Monday, March 23, 2020

Employment Conditions

The minimum age for workers in Bangladesh is 18 years in factories and establishments. Contracts are made in the form of a letter of offer. Workers may also be engaged on verbal agreements. In government organisations and in some private organisations as well, a probation period exists for skilled or semi-skilled workers varying between three months to one year. During this period either party may serve one month's notice for termination of the job. In the private sector, the dignity of labour is ensured in accordance with the principles enunciated by the International Labour Organisation’s (ILO) conventions and recommendations.

LABOUR LAWS
In Bangladesh 48 labour laws are now in operation. These relate to wages and employment, trade union & industrial disputes, working environments and labour administration and related matters. The main labour laws are:

 Workmen's Compensation Act 1923
 Payment of Wages Act 1936
 Maternity Benefits Act 1936
 Employment of Labour (Standing Orders) Act 1965
 Shops & Establishments Act 1965
 Factories Act 1965
 Industrial Relations Ordinance 1969

SETTLEMENT OF LABOUR DISPUTES
Contracts or agreements are usually made between the management and the Collective Bargaining Agent (CBA) for the settlement of industrial disputes as per provisions of the Industrial Relations Ordinance 1969.

 In cases where a bipartite negotiation fails, the conciliation machinery of the government is requested by the aggrieved party to intervene and a conciliation process is undertaken. If this succeeds, an agreement is signed between the parties and the Conciliation Officer becomes a witness. If it fails, the party raising the dispute may go for a strike or lockout as the case may be. The government may, however, prohibit the same after one month in the interest of the public. In essential services such as electricity, gas, oil and water supply etc., hospital & ambulance services, fire brigades, railways and the Bangladesh Biman, and ports etc., strikes are prohibited

WAGES AND FRINGE BENEFITS
In the public sector, wages and fringe benefits of workers are determined by the government on the recommendation of the National Wages Commission, which is established from time to time. (Commissions were appointed in 1973, 1977, 1984, 1989 and 1992.) Wages and fringe benefits declared by the government in 1977 have 20 grades of wages. Public sector employees are, however, covered by the Pay Commission which is declared by the government from time to time.

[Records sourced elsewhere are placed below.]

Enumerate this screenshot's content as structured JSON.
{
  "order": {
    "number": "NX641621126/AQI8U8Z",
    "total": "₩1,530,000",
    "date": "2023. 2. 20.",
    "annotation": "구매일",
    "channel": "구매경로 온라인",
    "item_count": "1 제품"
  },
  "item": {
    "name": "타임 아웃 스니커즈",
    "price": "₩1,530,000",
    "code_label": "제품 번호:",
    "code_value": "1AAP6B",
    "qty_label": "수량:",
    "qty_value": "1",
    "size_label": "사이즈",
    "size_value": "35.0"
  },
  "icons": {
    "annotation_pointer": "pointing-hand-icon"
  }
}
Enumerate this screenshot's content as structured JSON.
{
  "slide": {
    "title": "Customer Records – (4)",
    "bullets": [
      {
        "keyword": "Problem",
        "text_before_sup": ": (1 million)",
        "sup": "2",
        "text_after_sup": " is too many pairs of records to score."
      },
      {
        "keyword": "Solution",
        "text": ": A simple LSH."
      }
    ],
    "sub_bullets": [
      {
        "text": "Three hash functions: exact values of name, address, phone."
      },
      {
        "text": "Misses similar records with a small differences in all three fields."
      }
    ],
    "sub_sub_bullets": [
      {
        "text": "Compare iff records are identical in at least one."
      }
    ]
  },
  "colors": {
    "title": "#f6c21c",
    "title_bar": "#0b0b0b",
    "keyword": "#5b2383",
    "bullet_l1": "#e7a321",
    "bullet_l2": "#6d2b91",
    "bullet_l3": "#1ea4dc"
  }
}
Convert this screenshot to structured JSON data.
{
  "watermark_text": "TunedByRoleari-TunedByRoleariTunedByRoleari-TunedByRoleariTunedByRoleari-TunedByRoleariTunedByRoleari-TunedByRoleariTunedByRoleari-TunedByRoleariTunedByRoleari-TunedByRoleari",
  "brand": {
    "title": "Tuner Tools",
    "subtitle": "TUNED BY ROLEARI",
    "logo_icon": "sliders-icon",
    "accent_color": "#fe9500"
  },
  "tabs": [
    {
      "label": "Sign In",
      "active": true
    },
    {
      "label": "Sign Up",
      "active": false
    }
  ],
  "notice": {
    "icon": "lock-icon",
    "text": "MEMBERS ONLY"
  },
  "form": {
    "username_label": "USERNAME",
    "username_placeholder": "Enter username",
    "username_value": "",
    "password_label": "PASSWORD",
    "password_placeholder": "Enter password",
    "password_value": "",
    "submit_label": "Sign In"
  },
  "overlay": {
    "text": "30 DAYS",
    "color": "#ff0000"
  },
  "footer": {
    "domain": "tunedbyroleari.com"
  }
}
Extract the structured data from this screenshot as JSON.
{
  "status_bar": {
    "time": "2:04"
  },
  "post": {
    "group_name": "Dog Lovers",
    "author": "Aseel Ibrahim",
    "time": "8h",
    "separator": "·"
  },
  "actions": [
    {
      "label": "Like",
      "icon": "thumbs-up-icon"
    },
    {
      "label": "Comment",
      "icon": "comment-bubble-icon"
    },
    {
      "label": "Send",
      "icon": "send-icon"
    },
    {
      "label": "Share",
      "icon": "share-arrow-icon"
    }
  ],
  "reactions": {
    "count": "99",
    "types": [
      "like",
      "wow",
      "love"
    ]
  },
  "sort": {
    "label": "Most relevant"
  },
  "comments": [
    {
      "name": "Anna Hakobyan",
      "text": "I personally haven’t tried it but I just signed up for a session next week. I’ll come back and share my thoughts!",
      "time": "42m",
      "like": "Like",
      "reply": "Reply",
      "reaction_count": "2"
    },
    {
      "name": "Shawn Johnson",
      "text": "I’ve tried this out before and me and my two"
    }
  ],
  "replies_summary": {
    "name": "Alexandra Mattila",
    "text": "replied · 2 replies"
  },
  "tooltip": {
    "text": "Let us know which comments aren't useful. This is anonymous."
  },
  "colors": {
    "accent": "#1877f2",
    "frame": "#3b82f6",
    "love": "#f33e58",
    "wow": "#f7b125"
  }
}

In the private sector, the wages and fringes benefits of workers and employees are determined through a collective bargaining process. Sometimes, private industries follow the public sector wages and salary structure for their workers and employees respectively.

LEAVE & HOLIDAYS
Leave and holidays of workers and employees are regulated by the Factories Act 1965 and the Shops Establishment Act 1965.

SOCIAL SECURITY
The Workmen’s Compensation, Maternity Benefit (Tea Estate) Act 1950, Maternity Benefit Act 1939 and Employment of Labour (standing orders) Act 1965 etc. deal with provident funds and gratuities.

LABOUR UNIONS
The Industrial Relations Ordinance 1969 deals with trade unions in Bangladesh. In any industrial and commercial establishment, a trade union may be formed with 30% of the total number of workers employed. If there is more than one union in any establishment, a collective bargaining agent is determined by the Registrar of the trade union through a sector ballot for a term of two years. Only the collective bargaining agent is authorised to raise industrial disputes and negotiate with the management. The Director of Labour of the government acts as the Registrar of Trade Unions in Bangladesh.

The Industrial Relations Ordinance 1969 provides that any worker or employer/ has the right to form a union/association without previous authorisation. But such a union/association cannot function as a trade union without being registered under the law

WORKING HOURS
Workers in the public or private sector remain at their job for 8 hours daily (including half an hour for meal or rest) with Friday & Saturday as a weekly holiday marking 40 working hours per week. Work in excess of these hours is paid as overtime. The rate of overtime is two hours pay for one hour of work.





No comments:

Post a Comment